With all that other stuff put aside, the temples are absolutely incredible! The scale and attention to detail is completely unlike any other place in the world. Every single wall, pillar, archway, door, window or roof was decorated with ornate stone carvings that were meticulously constructed to show a deity or depict a scene from a religious parable. Seriously, everything was carved. Even the piles of destroyed blocks at the unrestored sites contain these intricate details. It's awe-inspiring. The amount of time, skill and resources that went into creating just one of these temples, such as Angkor Wat surely would far exceed any modern day engineering venture. And to think, they accomplished this all with ancient technologies and tools.

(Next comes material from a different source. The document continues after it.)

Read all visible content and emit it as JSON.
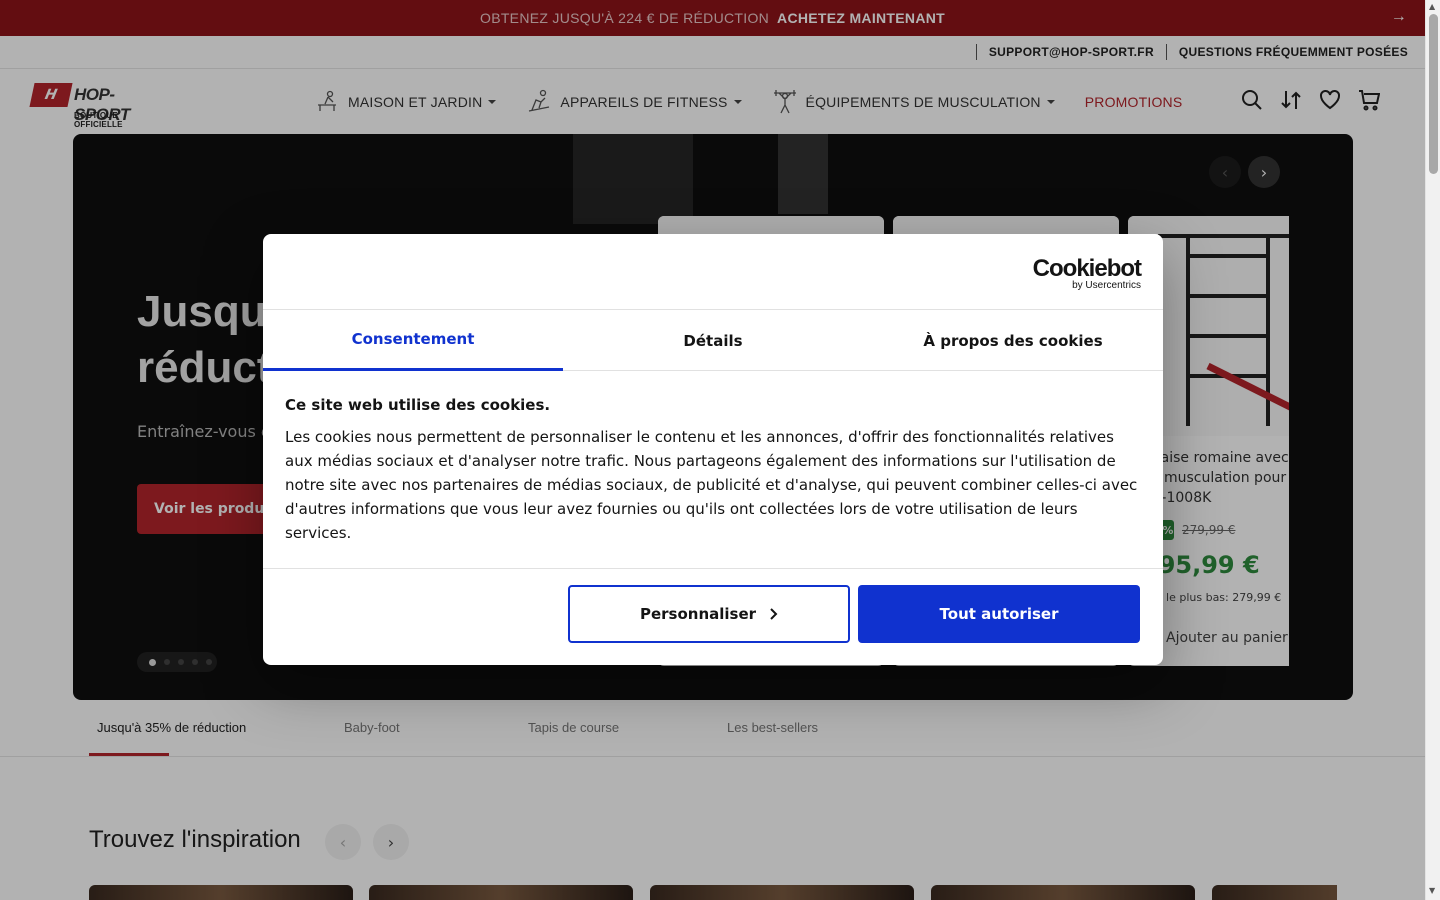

On the first day of templing, we visited Angkor Wat and about 5 temples in Angkor Thom. We foolishly started our day at 10am so found ourselves doing the majority of our exploring in the heat of the day. On day two we broke up our templing by visiting the Landmine Museum and Butterfly Sanctuary (see Sam's previous post), as well as visiting a temple about 40 minutes further away from Siem Reap called Banteay Srei. Then watched the sunset atop a small but extremely crowded West-facing temple. Any romance was destroyed by the 150 other tourists continuously taking photos and talking at obnoxiously loud volumes. However, the fading light of sunset was a true spectacle as it created a warm glow and accompanying shadows amongst the temple and surrounding ruins. I would recommend that if you are here, you stay at least once for a sunset.

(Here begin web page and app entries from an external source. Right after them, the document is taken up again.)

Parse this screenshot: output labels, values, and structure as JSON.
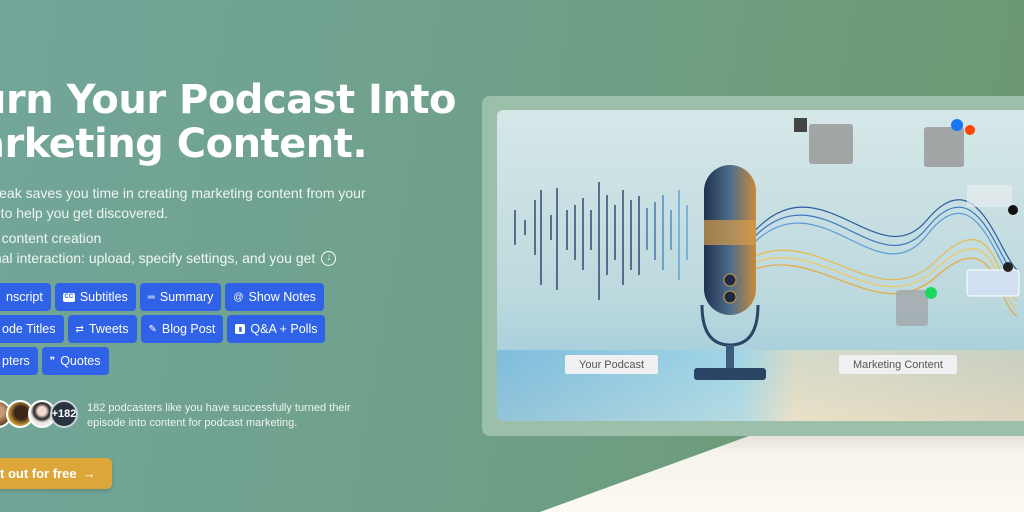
{
  "hero": {
    "title_line1": "urn Your Podcast Into",
    "title_line2": "arketing Content.",
    "subtitle_line1": "Speak saves you time in creating marketing content from your",
    "subtitle_line2": "es to help you get discovered."
  },
  "features": [
    {
      "text": "line content creation"
    },
    {
      "text": "inimal interaction: upload, specify settings, and you get",
      "icon": "download-circle-icon"
    }
  ],
  "chips": {
    "row1": [
      {
        "label": "nscript",
        "icon": ""
      },
      {
        "label": "Subtitles",
        "icon": "cc-icon"
      },
      {
        "label": "Summary",
        "icon": "summary-lines-icon"
      },
      {
        "label": "Show Notes",
        "icon": "notes-swirl-icon"
      }
    ],
    "row2": [
      {
        "label": "ode Titles",
        "icon": ""
      },
      {
        "label": "Tweets",
        "icon": "retweet-icon"
      },
      {
        "label": "Blog Post",
        "icon": "feather-icon"
      },
      {
        "label": "Q&A + Polls",
        "icon": "poll-chart-icon"
      }
    ],
    "row3": [
      {
        "label": "pters",
        "icon": ""
      },
      {
        "label": "Quotes",
        "icon": "quote-bubble-icon"
      }
    ]
  },
  "social_proof": {
    "more_count": "+182",
    "line1": "182 podcasters like you have successfully turned their",
    "line2": "episode into content for podcast marketing."
  },
  "cta": {
    "label": "t out for free",
    "arrow": "→"
  },
  "illustration": {
    "left_label": "Your Podcast",
    "right_label": "Marketing Content"
  },
  "colors": {
    "chip_blue": "#2f62e6",
    "cta_gold": "#dca63a",
    "bg_green": "#6fa08a",
    "bottom_cream": "#fdfaf4"
  }
}
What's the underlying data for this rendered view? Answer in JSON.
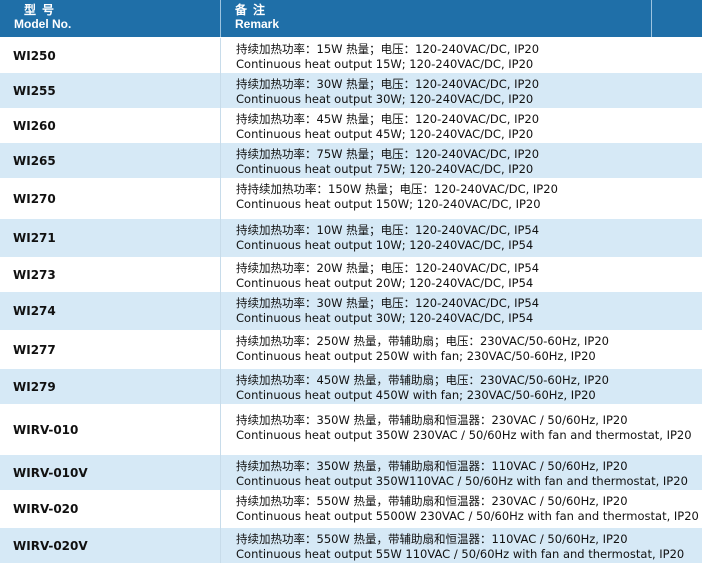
{
  "header": {
    "model_cn": "型号",
    "model_en": "Model No.",
    "remark_cn": "备注",
    "remark_en": "Remark"
  },
  "rows": [
    {
      "model": "WI250",
      "cn": "持续加热功率：15W 热量；电压：120-240VAC/DC, IP20",
      "en": "Continuous heat output 15W; 120-240VAC/DC, IP20"
    },
    {
      "model": "WI255",
      "cn": "持续加热功率：30W 热量；电压：120-240VAC/DC, IP20",
      "en": "Continuous heat output 30W; 120-240VAC/DC, IP20"
    },
    {
      "model": "WI260",
      "cn": "持续加热功率：45W 热量；电压：120-240VAC/DC, IP20",
      "en": "Continuous heat output 45W; 120-240VAC/DC, IP20"
    },
    {
      "model": "WI265",
      "cn": "持续加热功率：75W 热量；电压：120-240VAC/DC, IP20",
      "en": "Continuous heat output 75W; 120-240VAC/DC, IP20"
    },
    {
      "model": "WI270",
      "cn": "持持续加热功率：150W 热量；电压：120-240VAC/DC, IP20",
      "en": "Continuous heat output 150W; 120-240VAC/DC, IP20"
    },
    {
      "model": "WI271",
      "cn": "持续加热功率：10W 热量；电压：120-240VAC/DC, IP54",
      "en": "Continuous heat output 10W; 120-240VAC/DC, IP54"
    },
    {
      "model": "WI273",
      "cn": "持续加热功率：20W 热量；电压：120-240VAC/DC, IP54",
      "en": "Continuous heat output 20W; 120-240VAC/DC, IP54"
    },
    {
      "model": "WI274",
      "cn": "持续加热功率：30W 热量；电压：120-240VAC/DC, IP54",
      "en": "Continuous heat output 30W; 120-240VAC/DC, IP54"
    },
    {
      "model": "WI277",
      "cn": "持续加热功率：250W 热量，带辅助扇；电压：230VAC/50-60Hz, IP20",
      "en": "Continuous heat output 250W with fan; 230VAC/50-60Hz, IP20"
    },
    {
      "model": "WI279",
      "cn": "持续加热功率：450W 热量，带辅助扇；电压：230VAC/50-60Hz, IP20",
      "en": "Continuous heat output 450W with fan; 230VAC/50-60Hz, IP20"
    },
    {
      "model": "WIRV-010",
      "cn": "持续加热功率：350W 热量，带辅助扇和恒温器：230VAC / 50/60Hz, IP20",
      "en": "Continuous heat output 350W 230VAC / 50/60Hz with fan and thermostat, IP20"
    },
    {
      "model": "WIRV-010V",
      "cn": "持续加热功率：350W 热量，带辅助扇和恒温器：110VAC / 50/60Hz, IP20",
      "en": "Continuous heat output 350W110VAC / 50/60Hz with fan and thermostat, IP20"
    },
    {
      "model": "WIRV-020",
      "cn": "持续加热功率：550W 热量，带辅助扇和恒温器：230VAC / 50/60Hz, IP20",
      "en": "Continuous heat output 5500W 230VAC / 50/60Hz with fan and thermostat, IP20"
    },
    {
      "model": "WIRV-020V",
      "cn": "持续加热功率：550W 热量，带辅助扇和恒温器：110VAC / 50/60Hz, IP20",
      "en": "Continuous heat output 55W 110VAC / 50/60Hz with fan and thermostat, IP20"
    }
  ]
}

On day three we returned to Angkor Wat for sunrise, starting our day 4.45am (ouch). Apparently, all of Siem Reap decided to do the same. We had the sense to position ourselves on the opposite side to watch the sunrise to the mobs of your groups, but many others followed our lead and we ended being with about 75 other people. However, we were much more spread out, so this was more romantic than our sunset experience. The sunrise, to me, was not as spectacular as the sunset. Nevertheless, I digress. By day 3 we started to get foggy temple vision, and they all started to merge into one big grey bundle of enormous, partially destroyed buildings. We stayed strong, pushed through for 5 more smaller, much less busy temples and it paid off. Some of these sleepy, less touristy temples had a more intimate feel and it was totally worth it. A big thanks to Mr. Smey for planning our itinerary, he really gave us an authentic and rewarding experience!
I want to finish off by saying that I, in my very average writing style, cannot truly convey how awesome this wonder of the world is. I strongly suggest that you add the Temples of Angkor to your bucket list. This is a testament to the ancient history of this region and the awesome capability that we, as the human race possess.
Lots of love,
Z & S
(Original post date: 27th February 2015)